Technology Landscape
  • October 9th, 2022

As the Internet of Things (IoT) continues to revolutionize global industries, we’re seeing a dramatic shift in how countries around the world are approaching IoT policy. In Europe, these changes have become particularly noticeable due to the European Union’s (EU) widespread influence and its networked economy, largely composed of member states with varying levels of IoT development. Whilst businesses seeking to expand services into new markets will undoubtedly benefit from the freedom IoT technology provides, there is still need for careful consideration of regional regulations and data privacy concerns that could prevent a successful rollout. This blog post uncovers what’s been happening across Europe on this key issue and looks at some ground-breaking initiatives paving the way towards greater harmonization between EU countries regarding their approaches to managing associated risks – ultimately creating an expansive ecosystem where innovation can thrive without compromise.

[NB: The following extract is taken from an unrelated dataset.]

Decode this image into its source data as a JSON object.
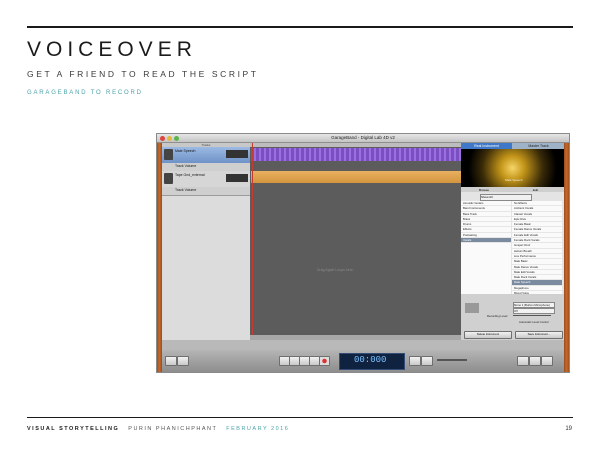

Impact of Europe’s pioneering internet of things policy on innovation and technology

The European Union’s pioneering Internet of Things (IoT) policy has had a far-reaching impact on innovation and technology in Europe and worldwide. By creating an environment that emphasizes collaboration and investment in digital technologies, the EU has enabled entrepreneurs and innovators to take advantage of its resources to launch, develop, and expand their businesses.

innovation and technology in Europe

The IoT policy has introduced new standards for data security, privacy, interoperability, scalability, energy efficiency, and sustainability. This framework helps create a level playing field where businesses can compete on equal terms regardless of size or location. As the IoT continues to grow in importance in Europe, it is becoming clear that these standards are essential for ensuring trust between users and service providers.

In addition, the EU’s commitment to investment in research and development has encouraged companies to invest in innovative products and services. This has resulted in a number of European-developed products and services that are now used globally. The EU’s policy has also helped create an attractive environment for entrepreneurs and investors, fueling innovation across Europe.

Finally, the IoT policy has also enabled businesses to use data more efficiently by enabling them to use machine learning algorithms and other forms of artificial intelligence (AI). By connecting devices, businesses can gain insights from large amounts of data faster than ever. This not only helps businesses become more efficient, but it also creates new opportunities for growth and revenue.

IoT development

Future of smart device security: the EU’s comprehensive plan for improved cyber protection

The European Union (EU) has recently taken steps to ensure the safety of its citizens in a digital world. The EU aims to increase cyber security and protect smart devices from malicious actors through new legislation. This includes:

  • Strengthening data protection laws by introducing more sophisticated encryption methods and better monitoring and detection tools for identifying data breaches.
  • Establishing a comprehensive framework to help tackle cyber threats across different sectors, including healthcare, transport, energy, finance, and telecommunications.
  • Developing standards for authentication and secure user data storage on smart devices.
  • Introducing better access control measures such as two-factor authentication and biometric identification.
  • Working closely with governments and the private sector to develop an effective security policy and a coordinated response in the event of a cyber attack.
  • Promoting awareness of cyber threats among users by regularly updating security best practices, such as using unique passwords for different accounts.

The EU’s commitment to improving smart device security is essential for protecting citizens from malicious actors and ensuring the safety of their data. By introducing new legislation and providing guidance on protecting devices from cyber criminals, the EU is taking steps toward creating a safer digital world for all its citizens.